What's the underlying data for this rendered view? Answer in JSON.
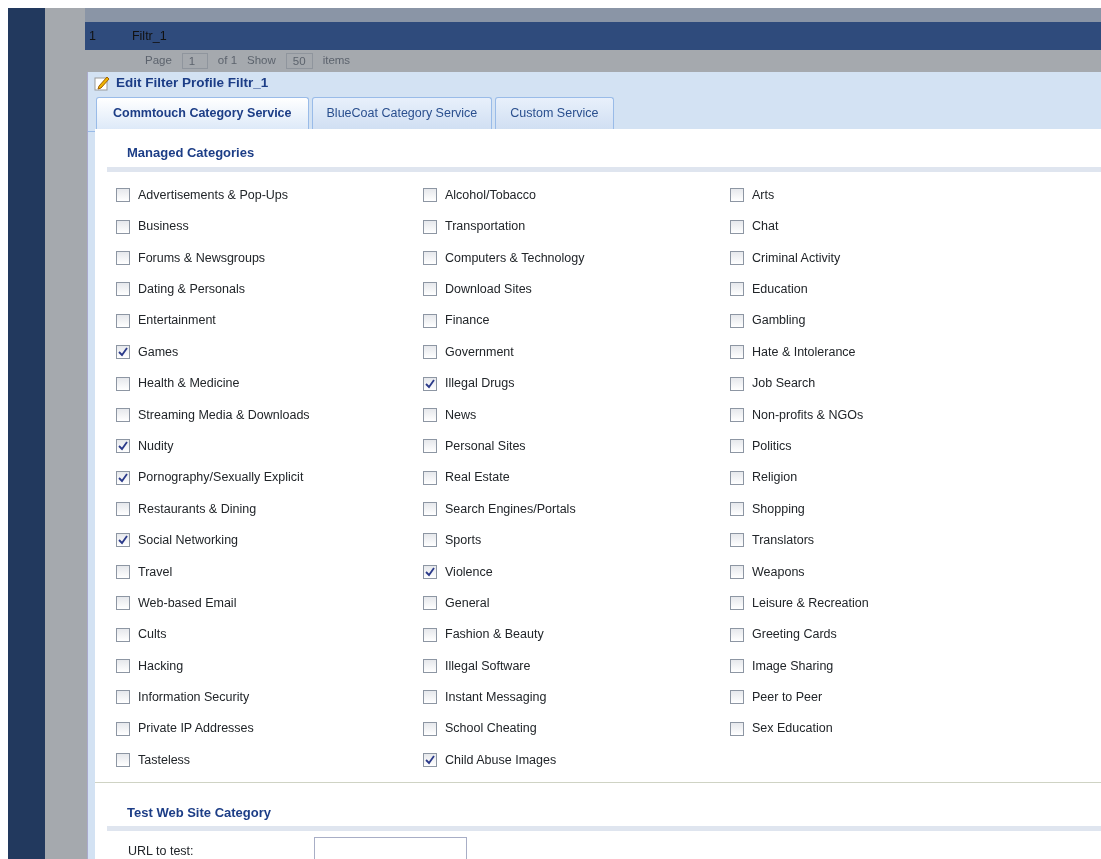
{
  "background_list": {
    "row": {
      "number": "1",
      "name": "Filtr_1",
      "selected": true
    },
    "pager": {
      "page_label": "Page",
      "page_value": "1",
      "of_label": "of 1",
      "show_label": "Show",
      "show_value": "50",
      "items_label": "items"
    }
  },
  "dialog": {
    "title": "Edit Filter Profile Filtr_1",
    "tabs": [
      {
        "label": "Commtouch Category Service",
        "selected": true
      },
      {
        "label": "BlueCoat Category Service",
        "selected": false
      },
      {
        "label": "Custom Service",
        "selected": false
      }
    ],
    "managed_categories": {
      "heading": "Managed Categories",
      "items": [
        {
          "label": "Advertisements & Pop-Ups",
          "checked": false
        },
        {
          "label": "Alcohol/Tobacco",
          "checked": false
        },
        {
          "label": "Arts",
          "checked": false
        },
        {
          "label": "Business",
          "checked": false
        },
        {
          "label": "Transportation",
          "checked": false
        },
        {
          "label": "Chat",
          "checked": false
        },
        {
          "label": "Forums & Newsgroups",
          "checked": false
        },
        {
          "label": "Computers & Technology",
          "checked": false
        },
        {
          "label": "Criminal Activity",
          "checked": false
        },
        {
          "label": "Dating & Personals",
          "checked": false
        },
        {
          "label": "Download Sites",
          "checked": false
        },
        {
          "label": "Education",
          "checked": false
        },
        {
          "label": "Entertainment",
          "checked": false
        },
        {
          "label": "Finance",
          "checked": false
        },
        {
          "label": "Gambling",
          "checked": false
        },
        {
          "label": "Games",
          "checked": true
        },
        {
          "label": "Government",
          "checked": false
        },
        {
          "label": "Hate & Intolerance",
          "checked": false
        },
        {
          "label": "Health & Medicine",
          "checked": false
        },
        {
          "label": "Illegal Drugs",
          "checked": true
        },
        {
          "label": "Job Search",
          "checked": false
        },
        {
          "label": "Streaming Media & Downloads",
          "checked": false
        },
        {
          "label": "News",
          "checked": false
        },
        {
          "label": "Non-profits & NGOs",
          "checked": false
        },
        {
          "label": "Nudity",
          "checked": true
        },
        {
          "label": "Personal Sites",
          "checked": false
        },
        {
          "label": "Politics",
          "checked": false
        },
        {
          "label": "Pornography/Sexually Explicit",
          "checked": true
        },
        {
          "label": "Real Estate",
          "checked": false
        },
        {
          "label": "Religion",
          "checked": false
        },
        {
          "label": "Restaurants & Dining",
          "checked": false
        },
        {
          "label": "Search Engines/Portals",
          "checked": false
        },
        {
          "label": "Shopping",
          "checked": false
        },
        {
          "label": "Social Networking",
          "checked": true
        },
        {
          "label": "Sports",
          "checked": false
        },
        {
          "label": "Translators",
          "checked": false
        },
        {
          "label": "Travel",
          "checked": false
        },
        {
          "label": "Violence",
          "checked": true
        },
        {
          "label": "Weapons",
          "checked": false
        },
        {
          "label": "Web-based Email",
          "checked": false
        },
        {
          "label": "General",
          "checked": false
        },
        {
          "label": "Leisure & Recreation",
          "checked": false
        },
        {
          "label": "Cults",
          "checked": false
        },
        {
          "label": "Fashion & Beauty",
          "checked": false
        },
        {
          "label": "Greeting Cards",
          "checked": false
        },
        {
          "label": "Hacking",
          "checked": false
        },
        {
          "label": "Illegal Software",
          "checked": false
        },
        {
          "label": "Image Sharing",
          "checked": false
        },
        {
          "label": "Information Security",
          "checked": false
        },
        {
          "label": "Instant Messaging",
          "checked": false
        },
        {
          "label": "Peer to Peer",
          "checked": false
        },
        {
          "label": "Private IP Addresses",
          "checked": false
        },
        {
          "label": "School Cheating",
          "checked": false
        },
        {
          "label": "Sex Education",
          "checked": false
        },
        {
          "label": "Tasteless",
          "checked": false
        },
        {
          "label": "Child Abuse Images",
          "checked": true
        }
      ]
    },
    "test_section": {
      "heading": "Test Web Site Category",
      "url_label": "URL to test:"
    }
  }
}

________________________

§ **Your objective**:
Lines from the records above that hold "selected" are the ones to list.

§ **Solution to the problem**:
      "selected": true
        "selected": true
        "selected": false
        "selected": false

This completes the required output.